About Potassium bicarbonateEdit

Wikipedia Article About Potassium bicarbonate on Wikipedia

Potassium bicarbonate (also known as potassium hydrogen carbonate or potassium acid carbonate), is a colorless, odorless, slightly basic, salty substance. The compound is used as a source of carbon dioxide for leavening in baking, extinguishing fire in powder fire extinguishers, acting as a reagent, and a strong buffer in medications. The US FDA recognizes potassium bicarbonate as "generally recognized as safe". It is used as a base in foods to regulate pH.

Potassium bicarbonate is soluble in water, and is often found added to bottled water to affect taste; however it is not soluble in alcohol. Decomposition of the substance occurs between 100 °C and 120 °C into K2CO3 (potassium carbonate), H2O (water), and CO2 (carbon dioxide). In concentrations greater than 0.5%, KHCO3 can have phytotoxic effects on plants (potassium bicarbonate has widespread use in crops, especially for neutralizing acidic soil), although there is no evidence of human carcinogenicity, no adverse effects of overexposure, and no LD50.

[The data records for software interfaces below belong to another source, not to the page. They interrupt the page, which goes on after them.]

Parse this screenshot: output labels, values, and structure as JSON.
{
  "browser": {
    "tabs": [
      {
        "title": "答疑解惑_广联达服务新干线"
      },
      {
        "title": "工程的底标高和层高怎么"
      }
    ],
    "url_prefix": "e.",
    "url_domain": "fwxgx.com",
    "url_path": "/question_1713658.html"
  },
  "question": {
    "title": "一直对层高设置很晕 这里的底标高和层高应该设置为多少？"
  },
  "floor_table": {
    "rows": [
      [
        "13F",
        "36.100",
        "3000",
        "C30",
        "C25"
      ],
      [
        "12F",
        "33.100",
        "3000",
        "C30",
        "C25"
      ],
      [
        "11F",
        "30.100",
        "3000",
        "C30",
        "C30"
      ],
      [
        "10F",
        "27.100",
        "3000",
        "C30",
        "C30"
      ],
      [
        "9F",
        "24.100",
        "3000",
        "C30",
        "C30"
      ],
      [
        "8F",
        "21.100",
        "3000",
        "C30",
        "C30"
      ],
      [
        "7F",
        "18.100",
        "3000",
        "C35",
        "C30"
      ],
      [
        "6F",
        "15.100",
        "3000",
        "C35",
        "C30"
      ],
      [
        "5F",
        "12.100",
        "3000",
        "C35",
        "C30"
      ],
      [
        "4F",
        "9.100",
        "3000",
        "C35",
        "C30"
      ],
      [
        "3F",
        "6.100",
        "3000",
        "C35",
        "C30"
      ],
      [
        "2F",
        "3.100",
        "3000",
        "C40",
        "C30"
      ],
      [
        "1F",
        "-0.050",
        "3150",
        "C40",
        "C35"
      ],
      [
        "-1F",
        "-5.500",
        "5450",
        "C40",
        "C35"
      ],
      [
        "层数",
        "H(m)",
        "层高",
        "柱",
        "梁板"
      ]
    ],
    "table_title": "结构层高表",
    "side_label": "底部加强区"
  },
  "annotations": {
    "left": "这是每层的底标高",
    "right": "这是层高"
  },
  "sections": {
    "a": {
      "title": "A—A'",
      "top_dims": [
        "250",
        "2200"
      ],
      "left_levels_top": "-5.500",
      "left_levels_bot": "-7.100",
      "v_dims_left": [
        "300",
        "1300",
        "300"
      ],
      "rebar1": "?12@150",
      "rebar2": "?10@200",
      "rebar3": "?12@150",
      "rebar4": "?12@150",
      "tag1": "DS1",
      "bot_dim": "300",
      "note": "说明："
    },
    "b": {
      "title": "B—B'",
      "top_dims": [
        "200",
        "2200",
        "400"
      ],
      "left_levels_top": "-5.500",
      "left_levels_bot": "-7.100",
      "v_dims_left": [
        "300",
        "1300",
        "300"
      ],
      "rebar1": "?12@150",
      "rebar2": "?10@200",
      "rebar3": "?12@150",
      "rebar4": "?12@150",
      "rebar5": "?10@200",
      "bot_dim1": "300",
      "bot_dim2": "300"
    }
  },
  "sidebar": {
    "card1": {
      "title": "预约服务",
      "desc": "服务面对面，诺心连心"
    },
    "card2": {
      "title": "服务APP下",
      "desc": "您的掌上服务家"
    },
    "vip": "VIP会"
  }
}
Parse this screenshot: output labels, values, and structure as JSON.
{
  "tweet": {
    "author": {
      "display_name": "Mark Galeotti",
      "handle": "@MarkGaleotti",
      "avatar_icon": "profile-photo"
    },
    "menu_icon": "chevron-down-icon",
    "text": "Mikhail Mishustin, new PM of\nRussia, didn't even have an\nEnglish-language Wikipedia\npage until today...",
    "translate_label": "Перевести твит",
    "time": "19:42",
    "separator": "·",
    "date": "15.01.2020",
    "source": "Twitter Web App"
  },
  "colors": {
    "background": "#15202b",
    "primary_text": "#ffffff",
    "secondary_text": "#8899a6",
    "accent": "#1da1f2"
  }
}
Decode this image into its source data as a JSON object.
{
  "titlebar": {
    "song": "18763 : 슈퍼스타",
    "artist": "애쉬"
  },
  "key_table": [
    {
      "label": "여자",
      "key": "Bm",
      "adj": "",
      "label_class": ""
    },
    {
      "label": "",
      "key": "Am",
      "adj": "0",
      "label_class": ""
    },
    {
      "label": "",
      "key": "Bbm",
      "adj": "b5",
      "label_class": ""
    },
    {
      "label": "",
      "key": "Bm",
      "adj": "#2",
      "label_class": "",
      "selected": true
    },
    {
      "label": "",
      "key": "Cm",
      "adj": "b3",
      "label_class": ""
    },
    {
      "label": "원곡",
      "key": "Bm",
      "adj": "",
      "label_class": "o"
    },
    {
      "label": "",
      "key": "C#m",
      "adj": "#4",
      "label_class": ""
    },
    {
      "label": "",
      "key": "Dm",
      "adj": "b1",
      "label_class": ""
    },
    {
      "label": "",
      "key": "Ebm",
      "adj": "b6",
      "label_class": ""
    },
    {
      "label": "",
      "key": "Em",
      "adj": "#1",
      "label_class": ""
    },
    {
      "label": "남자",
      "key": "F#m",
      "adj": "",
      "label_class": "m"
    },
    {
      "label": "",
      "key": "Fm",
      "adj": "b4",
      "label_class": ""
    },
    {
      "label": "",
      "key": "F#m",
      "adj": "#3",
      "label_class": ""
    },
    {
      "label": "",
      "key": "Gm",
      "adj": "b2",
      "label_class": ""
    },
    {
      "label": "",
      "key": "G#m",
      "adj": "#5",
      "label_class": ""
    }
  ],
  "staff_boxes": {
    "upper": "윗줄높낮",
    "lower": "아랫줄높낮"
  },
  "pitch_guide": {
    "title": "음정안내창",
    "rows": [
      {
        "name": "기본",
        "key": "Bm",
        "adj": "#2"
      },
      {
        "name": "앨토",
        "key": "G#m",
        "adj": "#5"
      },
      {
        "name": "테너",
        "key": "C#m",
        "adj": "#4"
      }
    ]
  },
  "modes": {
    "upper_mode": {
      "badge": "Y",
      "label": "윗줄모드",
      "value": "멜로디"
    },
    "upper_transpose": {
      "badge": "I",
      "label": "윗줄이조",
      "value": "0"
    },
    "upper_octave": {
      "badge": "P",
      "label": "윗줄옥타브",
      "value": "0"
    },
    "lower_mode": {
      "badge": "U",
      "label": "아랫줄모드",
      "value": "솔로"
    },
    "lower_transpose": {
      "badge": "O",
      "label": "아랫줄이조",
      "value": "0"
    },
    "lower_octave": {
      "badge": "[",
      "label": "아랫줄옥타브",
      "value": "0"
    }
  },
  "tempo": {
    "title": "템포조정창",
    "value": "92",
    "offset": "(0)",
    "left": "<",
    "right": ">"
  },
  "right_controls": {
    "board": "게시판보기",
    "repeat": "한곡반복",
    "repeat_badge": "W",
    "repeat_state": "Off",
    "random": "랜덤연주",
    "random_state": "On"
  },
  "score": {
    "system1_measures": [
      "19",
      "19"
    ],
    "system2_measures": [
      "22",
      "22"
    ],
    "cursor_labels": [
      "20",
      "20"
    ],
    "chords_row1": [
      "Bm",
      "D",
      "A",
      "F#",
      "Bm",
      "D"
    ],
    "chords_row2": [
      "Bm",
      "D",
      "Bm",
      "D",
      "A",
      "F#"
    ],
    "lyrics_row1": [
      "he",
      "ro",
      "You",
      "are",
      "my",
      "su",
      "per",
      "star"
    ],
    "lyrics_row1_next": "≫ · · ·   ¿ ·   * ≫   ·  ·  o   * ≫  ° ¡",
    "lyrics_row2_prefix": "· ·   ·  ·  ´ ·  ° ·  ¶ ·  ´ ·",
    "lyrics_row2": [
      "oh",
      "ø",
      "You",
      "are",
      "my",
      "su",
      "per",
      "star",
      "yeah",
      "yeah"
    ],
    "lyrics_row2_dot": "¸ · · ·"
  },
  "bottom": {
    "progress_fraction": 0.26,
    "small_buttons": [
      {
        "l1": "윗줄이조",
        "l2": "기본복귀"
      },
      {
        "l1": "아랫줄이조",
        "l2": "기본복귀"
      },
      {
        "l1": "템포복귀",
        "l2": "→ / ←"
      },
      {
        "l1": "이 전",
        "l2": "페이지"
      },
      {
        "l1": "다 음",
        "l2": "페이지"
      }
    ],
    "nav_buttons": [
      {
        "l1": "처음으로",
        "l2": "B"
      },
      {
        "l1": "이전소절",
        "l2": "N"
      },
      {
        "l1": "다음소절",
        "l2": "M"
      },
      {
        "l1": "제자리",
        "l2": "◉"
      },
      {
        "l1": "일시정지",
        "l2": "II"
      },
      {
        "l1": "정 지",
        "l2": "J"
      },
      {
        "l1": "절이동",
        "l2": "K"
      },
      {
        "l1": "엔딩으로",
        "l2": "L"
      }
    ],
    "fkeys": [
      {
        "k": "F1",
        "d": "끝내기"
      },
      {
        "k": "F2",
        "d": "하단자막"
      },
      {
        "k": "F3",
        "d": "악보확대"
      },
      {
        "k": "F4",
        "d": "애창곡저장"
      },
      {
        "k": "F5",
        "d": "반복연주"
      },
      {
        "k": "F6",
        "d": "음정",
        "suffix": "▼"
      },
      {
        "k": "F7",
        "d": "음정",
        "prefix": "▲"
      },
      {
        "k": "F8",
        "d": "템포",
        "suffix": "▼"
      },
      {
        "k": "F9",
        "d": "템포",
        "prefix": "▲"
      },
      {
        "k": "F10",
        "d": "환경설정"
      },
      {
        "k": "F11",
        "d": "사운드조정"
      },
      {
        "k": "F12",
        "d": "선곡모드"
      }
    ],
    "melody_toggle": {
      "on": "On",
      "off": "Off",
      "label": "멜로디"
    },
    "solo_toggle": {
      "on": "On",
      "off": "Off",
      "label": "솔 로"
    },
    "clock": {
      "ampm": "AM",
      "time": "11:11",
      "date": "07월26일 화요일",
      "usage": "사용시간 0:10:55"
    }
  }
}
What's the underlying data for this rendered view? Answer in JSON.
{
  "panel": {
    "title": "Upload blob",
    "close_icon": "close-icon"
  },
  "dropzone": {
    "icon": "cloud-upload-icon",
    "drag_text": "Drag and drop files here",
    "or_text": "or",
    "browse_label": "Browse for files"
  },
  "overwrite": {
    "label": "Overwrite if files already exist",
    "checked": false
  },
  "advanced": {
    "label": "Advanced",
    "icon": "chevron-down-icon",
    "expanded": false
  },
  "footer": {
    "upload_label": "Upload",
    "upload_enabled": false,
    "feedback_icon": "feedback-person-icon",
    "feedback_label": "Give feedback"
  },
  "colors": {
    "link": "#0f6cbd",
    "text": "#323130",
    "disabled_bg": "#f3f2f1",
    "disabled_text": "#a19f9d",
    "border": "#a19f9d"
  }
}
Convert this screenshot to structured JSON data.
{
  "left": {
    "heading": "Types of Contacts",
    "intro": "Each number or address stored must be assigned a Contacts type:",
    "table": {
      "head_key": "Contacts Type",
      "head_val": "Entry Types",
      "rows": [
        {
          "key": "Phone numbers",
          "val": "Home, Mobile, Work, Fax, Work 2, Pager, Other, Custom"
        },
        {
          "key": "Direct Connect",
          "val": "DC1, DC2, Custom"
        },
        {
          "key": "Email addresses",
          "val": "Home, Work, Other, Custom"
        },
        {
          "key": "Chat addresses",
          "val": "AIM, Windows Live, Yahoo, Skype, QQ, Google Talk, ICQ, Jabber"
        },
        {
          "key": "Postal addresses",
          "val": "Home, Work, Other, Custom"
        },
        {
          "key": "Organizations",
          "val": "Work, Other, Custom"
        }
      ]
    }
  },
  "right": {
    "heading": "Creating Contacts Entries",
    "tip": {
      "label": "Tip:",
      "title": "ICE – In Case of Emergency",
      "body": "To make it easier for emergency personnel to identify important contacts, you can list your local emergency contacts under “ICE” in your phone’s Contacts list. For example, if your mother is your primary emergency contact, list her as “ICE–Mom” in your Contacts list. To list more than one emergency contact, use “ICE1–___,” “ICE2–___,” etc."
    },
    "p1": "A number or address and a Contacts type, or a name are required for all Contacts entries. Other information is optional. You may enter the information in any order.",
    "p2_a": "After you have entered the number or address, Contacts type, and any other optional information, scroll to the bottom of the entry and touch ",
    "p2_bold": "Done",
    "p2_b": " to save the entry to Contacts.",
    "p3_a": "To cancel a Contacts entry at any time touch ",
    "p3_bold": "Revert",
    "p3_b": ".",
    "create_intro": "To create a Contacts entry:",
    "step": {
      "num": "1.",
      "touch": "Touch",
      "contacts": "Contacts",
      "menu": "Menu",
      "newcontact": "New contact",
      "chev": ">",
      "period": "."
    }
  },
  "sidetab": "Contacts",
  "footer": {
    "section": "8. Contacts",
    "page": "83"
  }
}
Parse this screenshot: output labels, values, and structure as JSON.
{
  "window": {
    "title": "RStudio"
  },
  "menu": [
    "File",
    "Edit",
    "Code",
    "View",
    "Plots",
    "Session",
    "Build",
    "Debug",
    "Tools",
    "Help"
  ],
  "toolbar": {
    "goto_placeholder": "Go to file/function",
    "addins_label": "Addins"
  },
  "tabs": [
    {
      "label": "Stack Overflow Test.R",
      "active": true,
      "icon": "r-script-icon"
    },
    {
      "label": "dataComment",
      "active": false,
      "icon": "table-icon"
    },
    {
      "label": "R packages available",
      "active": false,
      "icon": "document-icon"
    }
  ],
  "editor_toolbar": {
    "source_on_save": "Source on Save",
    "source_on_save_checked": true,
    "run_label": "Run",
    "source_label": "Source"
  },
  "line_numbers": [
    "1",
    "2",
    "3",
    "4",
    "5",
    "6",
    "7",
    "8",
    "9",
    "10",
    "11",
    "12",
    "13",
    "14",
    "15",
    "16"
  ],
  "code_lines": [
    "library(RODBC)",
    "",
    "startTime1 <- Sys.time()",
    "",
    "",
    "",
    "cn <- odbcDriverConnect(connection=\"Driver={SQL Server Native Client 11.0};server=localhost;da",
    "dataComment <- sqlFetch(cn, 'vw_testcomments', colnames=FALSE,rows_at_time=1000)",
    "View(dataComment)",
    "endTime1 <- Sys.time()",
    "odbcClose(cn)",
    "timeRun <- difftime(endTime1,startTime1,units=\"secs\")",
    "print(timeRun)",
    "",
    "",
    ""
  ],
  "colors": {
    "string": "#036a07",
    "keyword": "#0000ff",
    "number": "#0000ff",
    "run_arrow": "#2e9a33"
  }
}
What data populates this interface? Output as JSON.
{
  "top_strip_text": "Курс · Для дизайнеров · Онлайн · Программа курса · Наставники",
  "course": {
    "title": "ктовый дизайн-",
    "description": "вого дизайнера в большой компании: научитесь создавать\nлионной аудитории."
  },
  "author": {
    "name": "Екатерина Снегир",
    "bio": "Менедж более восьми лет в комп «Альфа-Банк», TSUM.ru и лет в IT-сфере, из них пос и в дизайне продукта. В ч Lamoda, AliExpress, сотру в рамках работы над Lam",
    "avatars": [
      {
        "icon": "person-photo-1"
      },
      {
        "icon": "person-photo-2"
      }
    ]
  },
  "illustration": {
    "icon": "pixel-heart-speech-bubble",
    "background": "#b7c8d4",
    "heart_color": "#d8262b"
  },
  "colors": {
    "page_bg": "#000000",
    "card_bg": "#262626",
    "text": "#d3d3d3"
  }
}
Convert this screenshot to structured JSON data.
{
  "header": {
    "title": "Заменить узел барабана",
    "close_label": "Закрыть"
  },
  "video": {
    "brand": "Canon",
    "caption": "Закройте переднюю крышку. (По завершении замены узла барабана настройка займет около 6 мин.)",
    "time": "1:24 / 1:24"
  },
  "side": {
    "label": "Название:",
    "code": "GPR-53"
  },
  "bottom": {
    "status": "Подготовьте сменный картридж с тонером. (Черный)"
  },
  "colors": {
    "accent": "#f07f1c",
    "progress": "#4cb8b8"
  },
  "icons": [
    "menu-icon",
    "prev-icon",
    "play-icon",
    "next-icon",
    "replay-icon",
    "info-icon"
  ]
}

Community content is available under CC-BY-SA unless otherwise noted.